The two main things I took away were:
Practice. Practice. Practice. Get and give feedback. Observe others. Ask questions. Be curious.
Be careful with the language you use with students – both in terms of representing concepts and in terms of praise.
I’d recommend Willingham’s book wholeheartedly. The nine principles he puts in a table towards the end of the book are worth the price of the book alone. They should be jazzed-up and given to all teachers, everywhere!
I knew it was an action movie. I knew there’d be violence, guns, explosions and perhaps even some wooden acting. But The Expendables is truly a film to avoid.
Let me explain.
The trailer is basically a list of the name of the people who are in it. The trouble is that Arnold Schwarzenegger appears for about 30 seconds and Bruce Willis for about one minute. The main guys are Sylvester Stallone (also director/co-writer) and Jason Statham. Jet Li plays a smaller role; Steve Austin, Mickey Rourke, et al. appear even less.
2. Not-quite-tongue-in-cheek violence
People’s heads are blown off. In some films this is funny and you’re meant to laugh. You’re not quite sure in this one and the fighting moves are somewhere between realistic and Crouching Tiger, Hidden Dragon. Lame.
3. Two-dimensional characters
Fair enough, it’s an action film so I wouldn’t expect marvellous character development. Having said that, the characters’ motivations are weak and its portrayal of women takes us back about 30 years.
4. Lack of plot
Former FBI man likes money
Pays general of small country
Daughter of general enlists help
General ‘turns’ against FBI man
5. It’s hypocritical
By going to see films like this we’re ostensibly against ‘The Man’. But are we? We’re sitting there, having paid £7 or so to watch explosions and actors who should perhaps be starring in different films, making way for newer talent. Communism (and by extension, given this is an American film, socialism) is given short shrift with faux-Cuban reference points and stereotypical posturing. We’re supposed to be on the side of the heroes, but even they struggle to find what they actually stand for.
Avoid. At 103 minutes, it’s mercifully short, but it’s part of your life you won’t get back. For an action movie, it’s lacking.

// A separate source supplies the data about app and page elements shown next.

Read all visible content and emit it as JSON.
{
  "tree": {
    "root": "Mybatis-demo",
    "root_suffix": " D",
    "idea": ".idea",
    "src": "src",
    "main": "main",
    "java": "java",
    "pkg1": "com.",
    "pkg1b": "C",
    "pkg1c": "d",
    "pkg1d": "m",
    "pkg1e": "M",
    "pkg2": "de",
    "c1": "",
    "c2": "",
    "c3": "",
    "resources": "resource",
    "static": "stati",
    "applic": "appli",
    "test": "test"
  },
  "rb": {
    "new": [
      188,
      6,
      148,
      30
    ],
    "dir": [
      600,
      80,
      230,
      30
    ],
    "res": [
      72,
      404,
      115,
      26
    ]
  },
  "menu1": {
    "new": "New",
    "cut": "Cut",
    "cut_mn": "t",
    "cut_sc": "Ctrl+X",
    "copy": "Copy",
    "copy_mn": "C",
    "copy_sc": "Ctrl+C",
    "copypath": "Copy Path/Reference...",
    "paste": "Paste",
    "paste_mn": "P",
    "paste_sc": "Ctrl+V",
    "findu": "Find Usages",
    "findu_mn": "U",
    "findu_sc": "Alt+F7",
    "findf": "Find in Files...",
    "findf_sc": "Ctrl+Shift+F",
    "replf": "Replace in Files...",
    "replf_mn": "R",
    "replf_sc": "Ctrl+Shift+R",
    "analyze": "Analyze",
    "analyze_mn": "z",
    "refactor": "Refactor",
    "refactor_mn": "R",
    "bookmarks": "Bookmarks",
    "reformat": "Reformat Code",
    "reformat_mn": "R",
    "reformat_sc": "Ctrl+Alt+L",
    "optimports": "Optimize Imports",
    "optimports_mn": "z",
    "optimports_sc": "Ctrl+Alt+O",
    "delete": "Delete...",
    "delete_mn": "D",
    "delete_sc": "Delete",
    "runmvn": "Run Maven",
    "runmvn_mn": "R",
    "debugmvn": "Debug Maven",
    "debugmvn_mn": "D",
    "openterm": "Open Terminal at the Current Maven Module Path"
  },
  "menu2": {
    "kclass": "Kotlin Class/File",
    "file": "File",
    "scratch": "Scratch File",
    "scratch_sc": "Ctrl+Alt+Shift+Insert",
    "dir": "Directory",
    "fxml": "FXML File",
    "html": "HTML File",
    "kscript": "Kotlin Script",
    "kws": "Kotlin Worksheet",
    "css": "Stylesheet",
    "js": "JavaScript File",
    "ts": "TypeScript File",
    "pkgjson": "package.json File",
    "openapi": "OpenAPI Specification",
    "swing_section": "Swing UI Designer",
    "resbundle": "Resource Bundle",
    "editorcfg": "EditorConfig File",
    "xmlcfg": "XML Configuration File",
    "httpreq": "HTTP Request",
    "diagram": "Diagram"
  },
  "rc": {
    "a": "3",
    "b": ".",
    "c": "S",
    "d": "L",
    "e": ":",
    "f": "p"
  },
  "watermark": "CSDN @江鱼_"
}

And for any other type of movie it’s, quite frankly, laughable.
I usually concur with the average rating on IMDB. For example, 9.1 for Inception is spot-on. At the time of writing, it’s 8.5 for The Expendables. You could reverse those two numbers and I’d still say it was a bit generous.